This was my first Kingsolver work. I’ll give the author another try. I appreciate the nod given to Charles Dickens’ David Copperfield and her approach to a contemporary spin. Kingsolver’ s homage to Dickens is important because she signals to readers that history is easily erased as it’s written and without historic memories lessons are not learned. Like Dickens Kingsolver points to how circumstances for the exploited poor have changed little when modernization and national wealth can attend to their pressing needs.
I Have Some Questions For You by Rebecca Makkai
I did not love this book for reasons so many. I am not someone who cozies up with with TV shows or podcasts about murdered people let alone women. I wonder at the educational potential that investigative and procedural pieces encourage bad actors who might become the predators in these type of programs and while I agree to live democratically, I browse past these options. Except this time, I got caught up in the buzz remember…
The structure of this work is jumbled and filled with witnesses, voyeurs and other types of interlopers that gaining a perspective is challenging. Additionally, the unpredictable jumps to second person narrator further distorted the narrator’s credibility. Is the goal to invalidate the truth and perhaps redirect bored nosy people who obsess over true crime problem solving? Why write this very long book then?

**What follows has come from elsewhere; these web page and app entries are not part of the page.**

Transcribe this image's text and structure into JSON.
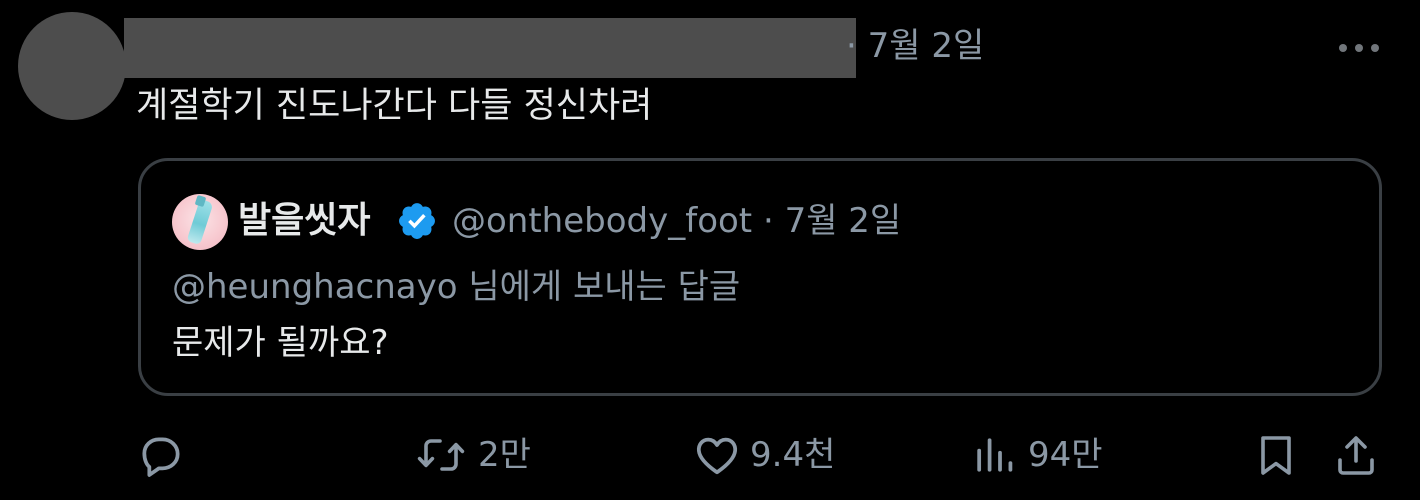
{
  "post": {
    "time": "· 7월 2일",
    "text": "계절학기 진도나간다 다들 정신차려"
  },
  "quote": {
    "display_name": "발을씻자",
    "handle_time": "@onthebody_foot · 7월 2일",
    "reply_to": "@heunghacnayo 님에게 보내는 답글",
    "text": "문제가 될까요?"
  },
  "actions": {
    "reply_icon": "reply-icon",
    "retweet_count": "2만",
    "like_count": "9.4천",
    "views_count": "94만",
    "bookmark_icon": "bookmark-icon",
    "share_icon": "share-icon"
  },
  "colors": {
    "background": "#000000",
    "text_primary": "#e7e9ea",
    "text_secondary": "#8b98a5",
    "verified_blue": "#1d9bf0",
    "card_border": "#3a3f44",
    "redaction_gray": "#4d4d4d"
  }
}
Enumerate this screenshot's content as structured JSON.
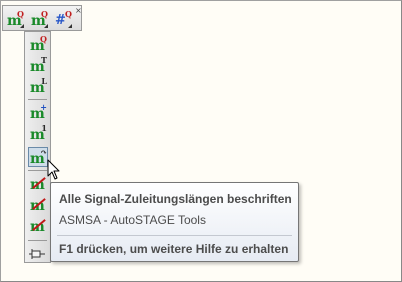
{
  "horizontal_toolbar": {
    "close_glyph": "×",
    "buttons": [
      {
        "icon": "m-q-dropdown-icon",
        "letter": "m",
        "sup": "Q"
      },
      {
        "icon": "m-q-red-dropdown-icon",
        "letter": "m",
        "sup": "Q"
      },
      {
        "icon": "hash-q-dropdown-icon",
        "letter": "#",
        "sup": "Q"
      }
    ]
  },
  "vertical_toolbar": {
    "buttons": [
      {
        "icon": "m-q-icon",
        "letter": "m",
        "sup": "Q"
      },
      {
        "icon": "m-t-icon",
        "letter": "m",
        "sup": "T"
      },
      {
        "icon": "m-l-icon",
        "letter": "m",
        "sup": "L"
      },
      {
        "icon": "m-plus-icon",
        "letter": "m",
        "sup": "+"
      },
      {
        "icon": "m-one-icon",
        "letter": "m",
        "sup": "1"
      },
      {
        "icon": "m-arrow-icon",
        "letter": "m",
        "sup": "↷",
        "pressed": true
      },
      {
        "icon": "m-strike-icon-1",
        "letter": "m",
        "sup": ""
      },
      {
        "icon": "m-strike-icon-2",
        "letter": "m",
        "sup": ""
      },
      {
        "icon": "m-strike-icon-3",
        "letter": "m",
        "sup": ""
      }
    ]
  },
  "tooltip": {
    "title": "Alle Signal-Zuleitungslängen beschriften",
    "body": "ASMSA - AutoSTAGE Tools",
    "help": "F1 drücken, um weitere Hilfe zu erhalten"
  },
  "colors": {
    "green_m": "#1a8a2a",
    "red_accent": "#c01818",
    "blue_accent": "#2050c0",
    "tooltip_text": "#4c4c4c"
  }
}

Something interesting Makkai does is point to psychological transference that drives the voyeur inquiry, decisions and conclusions which reminds readers of confirmation bias on both micro and macro levels. Bodie, the main narrator shares and owns her own developmental life challenges that color and define who and why she is neurosis fixations and all. On a critical note, Bodie shared nothing with police or family members regarding her roommate’s murder back when she could. Later and during this story Bodie must remain neutral while driving her student’s inquiry and trial proceedings to bring forward her biased conclusions which is journalistically unethical. So why should a reader care about this narrator or be seduced by the unreliable narrator phenomena? If the sole purpose for this work was to show injustice and frustration with injustice, Makkai is halfway there. Sort of a bravo?
There were simply too many themes: whisper networks, true crime fan fiction, cult communities, imposter syndrome at selective schools, racism and incarceration, journalism, truth, ethics, naive minds, pedophilia, marital breakdown. Sheesh!

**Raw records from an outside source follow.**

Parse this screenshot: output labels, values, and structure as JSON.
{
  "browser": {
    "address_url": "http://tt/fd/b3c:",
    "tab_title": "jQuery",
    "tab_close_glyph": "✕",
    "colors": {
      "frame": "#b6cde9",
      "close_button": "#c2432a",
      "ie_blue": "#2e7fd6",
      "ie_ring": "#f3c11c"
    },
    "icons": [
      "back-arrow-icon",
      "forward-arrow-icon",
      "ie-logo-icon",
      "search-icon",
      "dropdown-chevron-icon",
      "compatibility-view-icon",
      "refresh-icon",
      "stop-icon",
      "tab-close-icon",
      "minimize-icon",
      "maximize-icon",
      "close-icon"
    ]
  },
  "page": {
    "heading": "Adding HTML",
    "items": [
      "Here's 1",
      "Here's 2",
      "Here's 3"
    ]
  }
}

448 pages? Perhaps Makkai wanted to write something different when she endeavored the theme(s) contained in this work but had to turn away due to potential consequences issued by call out or cancel culture who gain notoriety by persecuting people with platforms, sales figures or some version racial ordinariness under scrutiny by one group or another. It’s hard to write a book these days that incorporate socio political topics in these highly charged political times. Still, I feel, Makkai took this book out of the oven too soon.

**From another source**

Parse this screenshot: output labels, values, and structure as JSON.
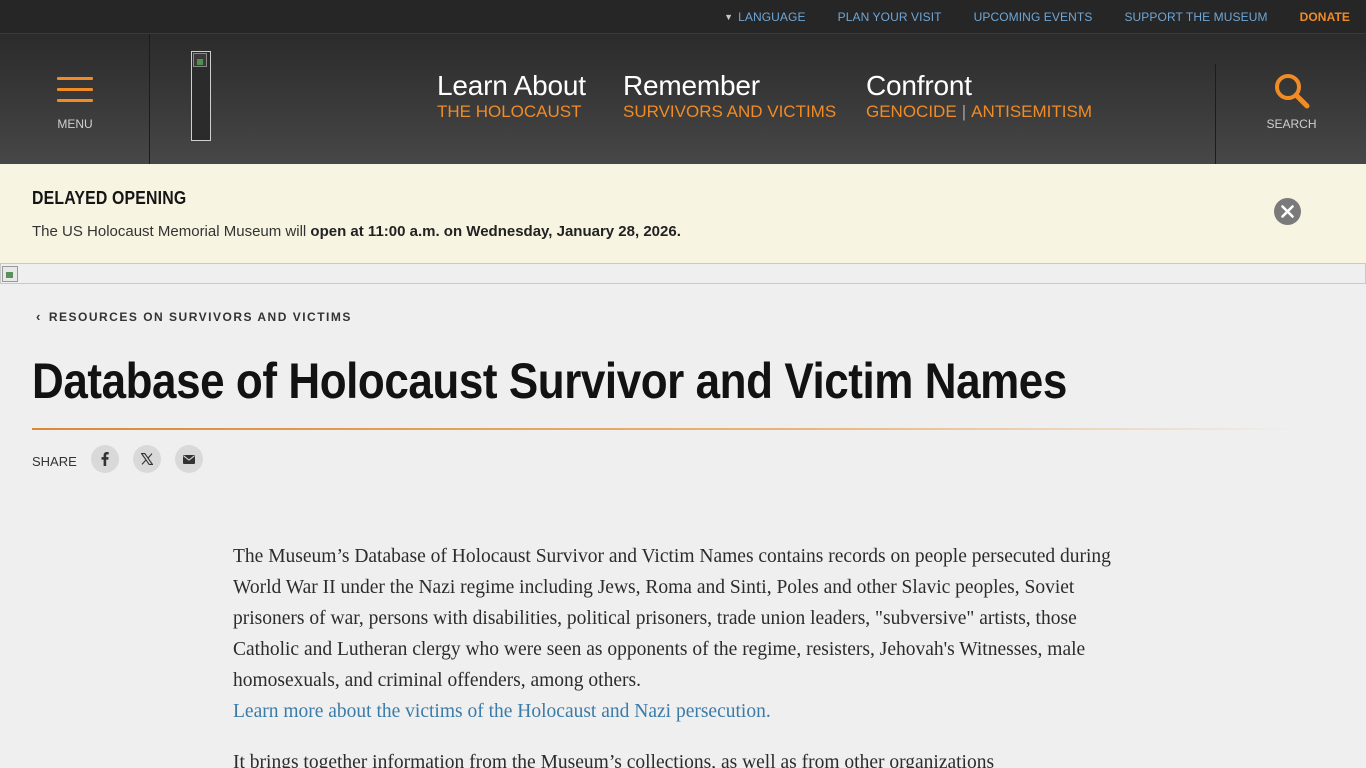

My greatest compliment goes to both the list and verse-like passages. Makkai creates immediacy and numbness when she montages crimes and victims to recall memory and neutralize feeling kind of like shock treatment for her readers. It was interesting in effect and sad in content though she shows how vulnerable women are to violent crime. Alternatively, Makkai’s prose their is kind of interesting though overstimulating if you take things in deeply and care about fellow humans. There were some beautiful meditations on nature, the forest and rejuvenation. In the end this book wasn’t about a return to nature it was a fever dream that recurs and bears no end—even at 448 pages.
A bee is never as busy as it seems; it’s just that it can’t buzz any slower – Kin Hubbard